According to the Man Booker website, this year’s longlist include several dystopian books, giving this year’s list a theme of “a world on the brink.”  Additionally, many explore social class, gender, and family.

And so, without more, the “Man Booker Dozen” are:

Belinda Bauer (UK), Snap (Bantam Press): a crime novel about a mother going missing, and the aftermath of her disappearance on the family.

Anna Burns (UK), Milkman (Faber & Faber) (preorder only in the US): a novel that explores the consequences of corrupt political life on one’s domestic/family life.

Nick Drnaso (USA), Sabrina (Granta Books): the first ever graphic novel to be on the long list.  Another disappearance story line, but it is interwoven with how the 24-hour news cycle impacts our lives (a theme also explored by the 2003 Man Booker winner – Vernon God Little, and now, in my opinion, more relevant than ever).

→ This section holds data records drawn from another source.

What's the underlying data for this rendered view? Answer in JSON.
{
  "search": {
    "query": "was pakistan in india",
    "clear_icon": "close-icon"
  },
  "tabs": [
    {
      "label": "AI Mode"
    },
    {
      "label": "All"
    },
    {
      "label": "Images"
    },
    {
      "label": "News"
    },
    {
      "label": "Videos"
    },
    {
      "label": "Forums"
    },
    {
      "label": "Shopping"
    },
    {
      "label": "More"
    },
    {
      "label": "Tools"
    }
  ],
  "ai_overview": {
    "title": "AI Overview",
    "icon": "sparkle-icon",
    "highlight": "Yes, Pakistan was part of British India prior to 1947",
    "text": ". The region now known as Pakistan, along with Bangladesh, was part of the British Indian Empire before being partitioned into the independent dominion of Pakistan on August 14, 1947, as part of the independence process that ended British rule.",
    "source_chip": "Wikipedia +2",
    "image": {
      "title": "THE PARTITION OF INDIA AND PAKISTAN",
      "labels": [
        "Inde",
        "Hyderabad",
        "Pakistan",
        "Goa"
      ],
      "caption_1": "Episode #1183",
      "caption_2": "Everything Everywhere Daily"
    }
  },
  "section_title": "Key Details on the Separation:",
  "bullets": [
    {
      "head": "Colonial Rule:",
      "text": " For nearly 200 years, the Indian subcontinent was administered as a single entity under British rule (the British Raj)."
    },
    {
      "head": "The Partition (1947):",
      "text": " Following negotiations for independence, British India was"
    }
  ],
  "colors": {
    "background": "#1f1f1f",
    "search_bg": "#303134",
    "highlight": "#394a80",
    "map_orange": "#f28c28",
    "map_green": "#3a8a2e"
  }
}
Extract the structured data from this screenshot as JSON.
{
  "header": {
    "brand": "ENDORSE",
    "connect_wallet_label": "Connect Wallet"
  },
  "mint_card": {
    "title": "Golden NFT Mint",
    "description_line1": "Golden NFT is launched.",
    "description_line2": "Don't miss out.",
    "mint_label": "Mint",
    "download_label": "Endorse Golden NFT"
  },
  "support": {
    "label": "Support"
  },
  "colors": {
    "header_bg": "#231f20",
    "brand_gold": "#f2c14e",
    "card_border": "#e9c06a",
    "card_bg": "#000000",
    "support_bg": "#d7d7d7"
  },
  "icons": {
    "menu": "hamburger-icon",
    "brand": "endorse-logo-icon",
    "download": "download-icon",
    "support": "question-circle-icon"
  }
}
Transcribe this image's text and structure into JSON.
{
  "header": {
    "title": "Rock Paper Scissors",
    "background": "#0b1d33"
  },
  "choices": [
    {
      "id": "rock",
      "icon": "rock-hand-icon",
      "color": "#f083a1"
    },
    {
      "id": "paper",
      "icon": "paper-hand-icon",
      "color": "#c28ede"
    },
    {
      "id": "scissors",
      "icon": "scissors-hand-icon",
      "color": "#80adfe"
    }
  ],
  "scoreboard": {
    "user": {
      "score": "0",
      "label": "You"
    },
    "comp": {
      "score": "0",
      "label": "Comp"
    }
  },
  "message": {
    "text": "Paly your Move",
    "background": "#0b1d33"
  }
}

Esi Edugyan (Canada), Washington Black (Serpent’s Tail) (preorder only in the US): a historical novel following an escaped slave on his road to freedom.

Guy Gunaratne (UK), In Our Mad and Furious City (Tinder Press): a novel following friends and their interaction with urban life, focusing on the lives of the marginalized and oppressed.

Daisy Johnson (UK), Everything Under (Jonathan Cape): the story of an absentee mother trying to re-connect with her daughter and of the language they had invented together before the mother left.

Rachel Kushner (USA), The Mars Room (Jonathan Cape): a novel about incarceration in America.  This novel explores the criminal justice system, as well as gender, class, and the failure of the American Dream.

Sophie Mackintosh (Wales, UK), The Water Cure (Hamish Hamilton): likened to the Handmaiden’s Tale, this novel explores the story of a mother and three girls who are kept on an island by the father – until one day the father leaves, and the women are left to survive on their own.

Michael Ondaatje (Canada), Warlight (Jonathan Cape): Ondaatje was just awarded the Golden Man Booker Prize for his novel The English Patient (which has also been turned into an academy award wining film, by the same name; starring Ralph Fiennes, may be better known as Lord Voldemort in the Harry Potter films).  This novel, however, follows two children after the end of World War II and their mysterious caretaker.

Richard Powers (USA), The Overstory (Willian Heinemann)The Overstory is a story of the environment.  Following nine very different individuals, the novel eventually brings them together as each tries to save the final few trees left in the world.  This novel explores global warming, and its effects on all classes, genders, and races.

Robin Robertson (Scotland, UK), The Long Take (Picador)The Long Take is actually a novel in verse form.  It follows a man suffering from PTSD, and his attempt to cope with live after war.

Sally Rooney (Ireland), Normal People (Faber & Faber) (preorder only in the US): this novel looks at the intersection between classes through the lens of children.  A young middle class girl befriends her parents’ house cleaner’s son.  The story watches them grow up in two distinct social circles while trying to maintain their connection.

Donal Ryan (Ireland), From a Low and Quiet Sea (Doubleday Ireland): Separated into four parts – the first three sections tell the story of three men.  The first, a man deciding whether to flee Syria with his family.  The second, a brokenhearted bus-driver in Ireland. And, lastly, a manipulator searching for forgiveness.  The final sections brings all three together in their search for home and acceptance.

This year’s judges include: Kwame Anthony Appiah (Chair); Val McDermid; Leo Robson; Jacqueline Rose; and Leanne Shapton.

I am still waiting on a couple of the books to get to my house, but, as some of them have arrived, let the reading begin!